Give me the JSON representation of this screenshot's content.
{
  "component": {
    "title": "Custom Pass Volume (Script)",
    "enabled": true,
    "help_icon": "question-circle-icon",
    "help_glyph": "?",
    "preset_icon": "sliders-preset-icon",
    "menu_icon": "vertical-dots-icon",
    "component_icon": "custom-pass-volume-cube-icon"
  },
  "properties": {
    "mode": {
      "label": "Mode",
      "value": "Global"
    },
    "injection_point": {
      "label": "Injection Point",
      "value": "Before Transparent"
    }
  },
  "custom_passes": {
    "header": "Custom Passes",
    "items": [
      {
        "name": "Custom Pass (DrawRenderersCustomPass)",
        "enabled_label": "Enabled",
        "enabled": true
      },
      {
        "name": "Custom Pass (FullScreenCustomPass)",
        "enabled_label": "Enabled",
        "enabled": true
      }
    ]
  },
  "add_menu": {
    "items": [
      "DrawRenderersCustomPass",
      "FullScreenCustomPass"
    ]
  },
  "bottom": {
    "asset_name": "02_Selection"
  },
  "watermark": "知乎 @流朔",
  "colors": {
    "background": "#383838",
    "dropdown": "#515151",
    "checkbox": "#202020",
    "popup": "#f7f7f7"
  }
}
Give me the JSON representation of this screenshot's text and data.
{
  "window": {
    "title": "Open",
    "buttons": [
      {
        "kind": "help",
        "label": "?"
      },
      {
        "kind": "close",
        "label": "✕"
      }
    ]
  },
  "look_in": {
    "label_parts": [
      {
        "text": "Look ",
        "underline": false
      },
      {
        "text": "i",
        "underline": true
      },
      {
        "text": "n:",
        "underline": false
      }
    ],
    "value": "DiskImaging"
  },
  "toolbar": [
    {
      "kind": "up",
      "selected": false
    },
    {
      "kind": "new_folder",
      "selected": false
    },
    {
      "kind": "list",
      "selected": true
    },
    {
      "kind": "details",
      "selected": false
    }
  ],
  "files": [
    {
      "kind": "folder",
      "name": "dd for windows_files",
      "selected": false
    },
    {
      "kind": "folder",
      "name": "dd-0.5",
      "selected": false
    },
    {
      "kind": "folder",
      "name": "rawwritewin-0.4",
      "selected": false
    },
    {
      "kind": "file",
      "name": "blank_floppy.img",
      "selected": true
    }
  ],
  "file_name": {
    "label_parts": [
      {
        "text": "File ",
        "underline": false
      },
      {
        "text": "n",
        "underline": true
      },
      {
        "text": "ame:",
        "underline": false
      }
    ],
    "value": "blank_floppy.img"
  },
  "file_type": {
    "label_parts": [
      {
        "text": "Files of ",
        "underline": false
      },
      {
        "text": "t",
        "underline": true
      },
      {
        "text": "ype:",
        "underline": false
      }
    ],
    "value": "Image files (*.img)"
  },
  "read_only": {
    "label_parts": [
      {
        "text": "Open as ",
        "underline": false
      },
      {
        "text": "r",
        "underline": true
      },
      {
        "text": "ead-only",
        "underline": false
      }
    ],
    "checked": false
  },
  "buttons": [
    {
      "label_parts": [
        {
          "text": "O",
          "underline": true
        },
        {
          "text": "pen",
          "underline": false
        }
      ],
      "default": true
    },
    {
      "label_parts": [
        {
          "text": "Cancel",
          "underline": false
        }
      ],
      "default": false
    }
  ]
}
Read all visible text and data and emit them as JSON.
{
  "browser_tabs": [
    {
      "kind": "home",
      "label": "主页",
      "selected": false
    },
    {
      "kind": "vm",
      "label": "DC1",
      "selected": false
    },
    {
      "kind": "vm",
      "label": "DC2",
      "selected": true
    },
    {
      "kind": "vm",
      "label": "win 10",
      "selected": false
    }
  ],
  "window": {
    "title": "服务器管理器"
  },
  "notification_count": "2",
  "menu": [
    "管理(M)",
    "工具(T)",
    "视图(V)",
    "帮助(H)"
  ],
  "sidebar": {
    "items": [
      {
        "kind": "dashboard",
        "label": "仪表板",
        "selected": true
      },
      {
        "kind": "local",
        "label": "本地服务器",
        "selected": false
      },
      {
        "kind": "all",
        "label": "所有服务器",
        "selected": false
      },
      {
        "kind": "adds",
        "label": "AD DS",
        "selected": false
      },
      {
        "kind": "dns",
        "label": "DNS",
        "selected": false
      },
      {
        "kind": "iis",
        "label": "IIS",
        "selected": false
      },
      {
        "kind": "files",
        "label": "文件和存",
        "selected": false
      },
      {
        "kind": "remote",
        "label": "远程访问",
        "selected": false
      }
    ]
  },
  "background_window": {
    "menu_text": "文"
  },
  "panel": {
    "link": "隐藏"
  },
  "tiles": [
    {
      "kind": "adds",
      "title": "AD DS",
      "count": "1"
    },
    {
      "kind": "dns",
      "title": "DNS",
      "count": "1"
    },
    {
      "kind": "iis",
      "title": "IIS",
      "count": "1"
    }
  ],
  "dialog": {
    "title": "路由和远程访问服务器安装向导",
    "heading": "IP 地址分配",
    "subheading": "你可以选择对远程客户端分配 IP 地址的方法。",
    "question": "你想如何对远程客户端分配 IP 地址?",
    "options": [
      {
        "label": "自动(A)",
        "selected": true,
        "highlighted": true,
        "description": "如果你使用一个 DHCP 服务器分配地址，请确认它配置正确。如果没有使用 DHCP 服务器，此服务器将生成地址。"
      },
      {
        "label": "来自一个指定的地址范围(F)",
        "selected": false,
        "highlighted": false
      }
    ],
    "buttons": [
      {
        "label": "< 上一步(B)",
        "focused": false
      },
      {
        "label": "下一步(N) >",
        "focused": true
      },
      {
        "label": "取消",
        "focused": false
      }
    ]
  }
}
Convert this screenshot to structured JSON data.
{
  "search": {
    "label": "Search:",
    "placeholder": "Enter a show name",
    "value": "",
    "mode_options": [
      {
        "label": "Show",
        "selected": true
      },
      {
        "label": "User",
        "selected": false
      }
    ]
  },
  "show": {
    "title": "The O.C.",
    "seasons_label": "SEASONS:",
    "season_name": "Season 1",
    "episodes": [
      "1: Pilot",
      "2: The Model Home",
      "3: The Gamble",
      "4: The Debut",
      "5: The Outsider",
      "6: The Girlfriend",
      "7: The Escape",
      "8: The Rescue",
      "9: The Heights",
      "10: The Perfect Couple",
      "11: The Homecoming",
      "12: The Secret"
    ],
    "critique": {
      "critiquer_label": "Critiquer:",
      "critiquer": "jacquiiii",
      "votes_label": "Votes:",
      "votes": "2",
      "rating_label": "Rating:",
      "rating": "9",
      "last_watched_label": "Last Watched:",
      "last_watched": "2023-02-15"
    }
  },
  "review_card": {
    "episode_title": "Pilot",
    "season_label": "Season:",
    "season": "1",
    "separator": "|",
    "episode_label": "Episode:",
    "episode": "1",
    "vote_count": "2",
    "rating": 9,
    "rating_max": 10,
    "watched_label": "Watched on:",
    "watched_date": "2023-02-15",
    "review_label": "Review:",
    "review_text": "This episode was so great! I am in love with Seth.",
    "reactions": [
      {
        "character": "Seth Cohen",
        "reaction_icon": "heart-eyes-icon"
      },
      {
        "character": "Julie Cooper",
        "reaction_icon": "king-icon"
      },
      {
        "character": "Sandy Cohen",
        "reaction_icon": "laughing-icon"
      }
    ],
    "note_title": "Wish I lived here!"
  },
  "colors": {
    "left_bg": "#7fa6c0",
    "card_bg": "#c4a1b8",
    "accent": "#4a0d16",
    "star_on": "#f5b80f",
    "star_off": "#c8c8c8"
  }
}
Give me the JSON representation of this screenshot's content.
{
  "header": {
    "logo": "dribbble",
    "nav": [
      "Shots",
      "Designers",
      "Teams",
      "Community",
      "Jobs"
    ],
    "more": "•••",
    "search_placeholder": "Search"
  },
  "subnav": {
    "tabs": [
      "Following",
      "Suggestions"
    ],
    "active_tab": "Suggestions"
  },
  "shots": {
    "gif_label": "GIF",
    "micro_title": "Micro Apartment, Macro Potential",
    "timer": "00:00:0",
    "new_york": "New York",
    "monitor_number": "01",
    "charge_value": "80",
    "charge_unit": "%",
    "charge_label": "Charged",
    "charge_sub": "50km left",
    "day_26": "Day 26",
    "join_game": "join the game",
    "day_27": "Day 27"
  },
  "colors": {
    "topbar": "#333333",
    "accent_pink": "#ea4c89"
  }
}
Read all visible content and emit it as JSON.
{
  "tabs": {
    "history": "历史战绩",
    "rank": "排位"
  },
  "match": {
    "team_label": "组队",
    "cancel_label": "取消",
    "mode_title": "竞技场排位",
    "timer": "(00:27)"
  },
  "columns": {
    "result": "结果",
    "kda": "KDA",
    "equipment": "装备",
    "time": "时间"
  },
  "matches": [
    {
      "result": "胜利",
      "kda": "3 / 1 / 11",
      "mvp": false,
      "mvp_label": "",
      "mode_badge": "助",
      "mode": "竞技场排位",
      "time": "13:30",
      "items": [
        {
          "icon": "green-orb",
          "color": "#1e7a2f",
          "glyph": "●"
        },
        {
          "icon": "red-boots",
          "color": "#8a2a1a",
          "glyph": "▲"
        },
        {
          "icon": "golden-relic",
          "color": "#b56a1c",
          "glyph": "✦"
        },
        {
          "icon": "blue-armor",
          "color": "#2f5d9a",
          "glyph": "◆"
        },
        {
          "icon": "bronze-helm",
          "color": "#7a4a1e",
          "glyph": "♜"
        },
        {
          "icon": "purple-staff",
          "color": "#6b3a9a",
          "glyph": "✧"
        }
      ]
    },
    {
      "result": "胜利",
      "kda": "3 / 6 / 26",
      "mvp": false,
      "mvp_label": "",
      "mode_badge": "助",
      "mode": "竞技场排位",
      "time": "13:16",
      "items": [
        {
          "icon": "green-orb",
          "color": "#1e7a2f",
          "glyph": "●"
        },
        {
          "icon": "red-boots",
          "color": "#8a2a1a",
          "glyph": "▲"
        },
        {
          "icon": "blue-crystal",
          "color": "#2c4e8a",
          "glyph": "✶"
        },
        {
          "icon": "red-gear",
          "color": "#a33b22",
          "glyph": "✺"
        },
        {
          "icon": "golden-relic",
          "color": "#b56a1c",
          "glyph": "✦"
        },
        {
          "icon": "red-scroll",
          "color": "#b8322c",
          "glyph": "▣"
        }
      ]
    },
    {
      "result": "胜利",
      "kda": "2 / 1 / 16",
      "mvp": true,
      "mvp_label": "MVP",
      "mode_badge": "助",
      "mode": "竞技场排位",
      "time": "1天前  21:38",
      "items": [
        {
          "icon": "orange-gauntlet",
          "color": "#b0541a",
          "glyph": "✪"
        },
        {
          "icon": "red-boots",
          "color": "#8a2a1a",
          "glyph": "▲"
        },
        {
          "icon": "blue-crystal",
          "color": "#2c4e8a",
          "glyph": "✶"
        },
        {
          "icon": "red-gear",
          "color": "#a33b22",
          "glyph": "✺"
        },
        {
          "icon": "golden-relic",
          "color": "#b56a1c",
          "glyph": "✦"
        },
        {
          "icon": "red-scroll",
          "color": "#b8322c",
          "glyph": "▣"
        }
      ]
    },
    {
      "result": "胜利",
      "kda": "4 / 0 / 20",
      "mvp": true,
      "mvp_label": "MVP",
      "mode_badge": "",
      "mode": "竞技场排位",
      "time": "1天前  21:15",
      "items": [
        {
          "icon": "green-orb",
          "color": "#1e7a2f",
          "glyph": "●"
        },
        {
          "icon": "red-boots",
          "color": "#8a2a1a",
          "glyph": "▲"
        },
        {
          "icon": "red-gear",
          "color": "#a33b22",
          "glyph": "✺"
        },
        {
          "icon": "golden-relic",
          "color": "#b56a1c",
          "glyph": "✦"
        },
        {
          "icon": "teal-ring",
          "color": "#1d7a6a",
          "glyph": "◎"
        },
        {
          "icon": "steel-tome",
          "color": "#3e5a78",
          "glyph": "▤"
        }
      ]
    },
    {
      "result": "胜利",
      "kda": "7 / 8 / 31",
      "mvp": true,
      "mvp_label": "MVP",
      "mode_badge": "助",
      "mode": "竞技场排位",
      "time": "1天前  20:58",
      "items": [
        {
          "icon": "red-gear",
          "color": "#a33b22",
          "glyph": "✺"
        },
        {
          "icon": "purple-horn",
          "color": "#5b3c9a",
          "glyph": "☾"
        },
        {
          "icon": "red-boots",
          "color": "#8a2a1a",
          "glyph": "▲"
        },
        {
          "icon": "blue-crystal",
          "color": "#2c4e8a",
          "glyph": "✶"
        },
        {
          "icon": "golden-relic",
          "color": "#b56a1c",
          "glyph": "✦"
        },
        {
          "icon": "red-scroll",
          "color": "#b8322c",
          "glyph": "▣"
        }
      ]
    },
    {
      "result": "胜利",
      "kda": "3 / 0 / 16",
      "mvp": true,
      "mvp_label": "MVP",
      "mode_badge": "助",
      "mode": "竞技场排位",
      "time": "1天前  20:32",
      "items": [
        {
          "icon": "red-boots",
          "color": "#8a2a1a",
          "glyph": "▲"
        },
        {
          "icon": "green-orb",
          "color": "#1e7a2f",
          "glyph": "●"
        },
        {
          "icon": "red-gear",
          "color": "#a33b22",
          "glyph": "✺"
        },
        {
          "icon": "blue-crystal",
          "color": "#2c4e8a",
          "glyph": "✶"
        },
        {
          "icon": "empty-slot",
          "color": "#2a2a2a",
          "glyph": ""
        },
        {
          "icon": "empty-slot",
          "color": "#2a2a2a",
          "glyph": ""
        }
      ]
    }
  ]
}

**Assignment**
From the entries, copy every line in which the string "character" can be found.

**Answer**
        "character": "Seth Cohen",
        "character": "Julie Cooper",
        "character": "Sandy Cohen",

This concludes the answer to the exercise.